Following the departure of John Morris from the Sharks this week there’s a real possibility some other club boards may be about to add a new item to the agenda for their next meeting: coaching options.
With the coach-sacking ice has been broken there will be a number of coaches wondering if they could be the next to go, and if so, how soon, particularly if they recall the carnage of 2020 when five first-grade coaches either were asked to hand in their clipboards or resigned before they were sacked. Last year’s coaching clean-out surely couldn’t happen again this year.
Or could it?
As John Morris can now attest, a week is a very long time in rugby league, and if I were a betting man, I’d like to have some money on another couple of coaches joining him in the exit queue before too long.
That brings me to Wests Tigers coach Michael Maguire, who looks to me to be in dead-man-walking mode as he fails to either shake or cajole any level of pride of performance from his players.
Maguire came to the Tigers on a three-year contract at the beginning of 2019, replacing Ivan Cleary, who had suddenly jumped off the Wests Tigers bus. Maguire was very well credentialled, having guided Wigan Warriors to both Super League and Challenge Cup victories in England and taken South Sydney to multiple final series before securing their long-awaited 21st premiership in 2014.
Unfortunately he hasn’t been able to replicate that success with Wests, and he is currently sitting on a win ratio of just 39 per cent compared to win ratios of 75 per cent and 56 per cent achieved at Wigan and Souths respectively.
Wests finished ninth in his first season as coach in 2019, slipped to 11th last year and currently sit in 13th position with just one win in five games. It’s hard to see them rising out of the bottom four this year.
These are hardly results to write home about, and they are far worse than John Morris achieved with his two finals finishes and his win ratio with the Sharks of 47 per cent.
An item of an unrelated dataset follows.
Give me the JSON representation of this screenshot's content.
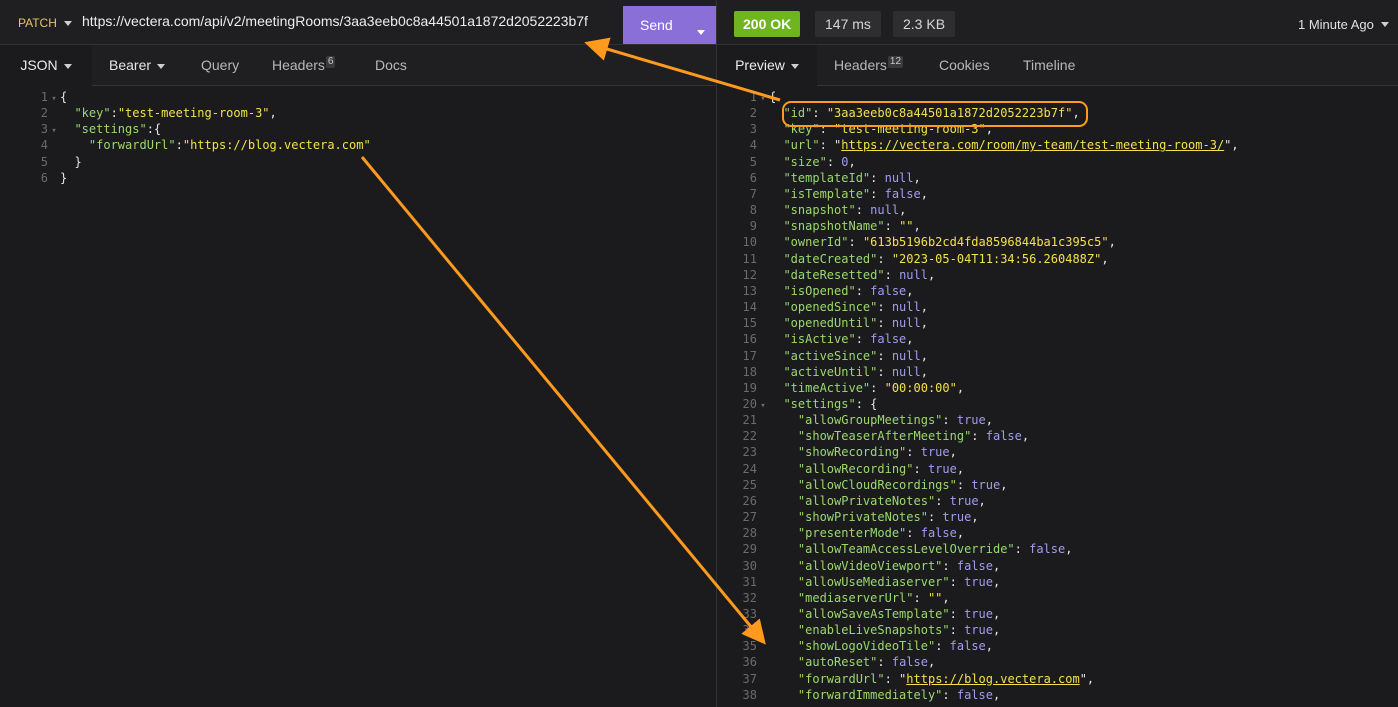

Of course Maguire can claim the usual excuses for his team’s lack of success, including the now favourite ‘inherited poor roster’ excuse that failed to save Morris this year and others like Dean Pay in the past. Yes, there were some underperforming players taking up cap space when he was appointed, including Russell Packer, Josh Reynolds and Moses Mbye, but I’m assuming that Maguire had some input into the recruitment of both Joseph Leilua and James Roberts and also in the departure of one of their best forwards in Josh Aloiai, so fair’s fair on that front.
Yes, he’s had his original three-year coaching deal extended until the end of 2023, but what does that really mean? Wests have a proud history of contributing to the lifestyle of sacked coaches, and we all know that these days any contract can be broken seemingly at will.
I’m not even sure that Maguire is even enjoying his job these days. Yes, there was a rare smile captured on camera a couple of weeks back, but his body language generally shows a high level of frustration with his team.
But most worryingly for Maguire are the recent statements made by Wests chairman Lee Hagipantelis, including this gem: “There is no change of coach on our radar whatsoever”.
In league circles that’s as good as saying, “Hand in your swipe card, return the car keys and mobile phone and move directly to the building exit”.
So it looks to me that Madge will be the next coach to go this year, but I hardly think he’ll be the last.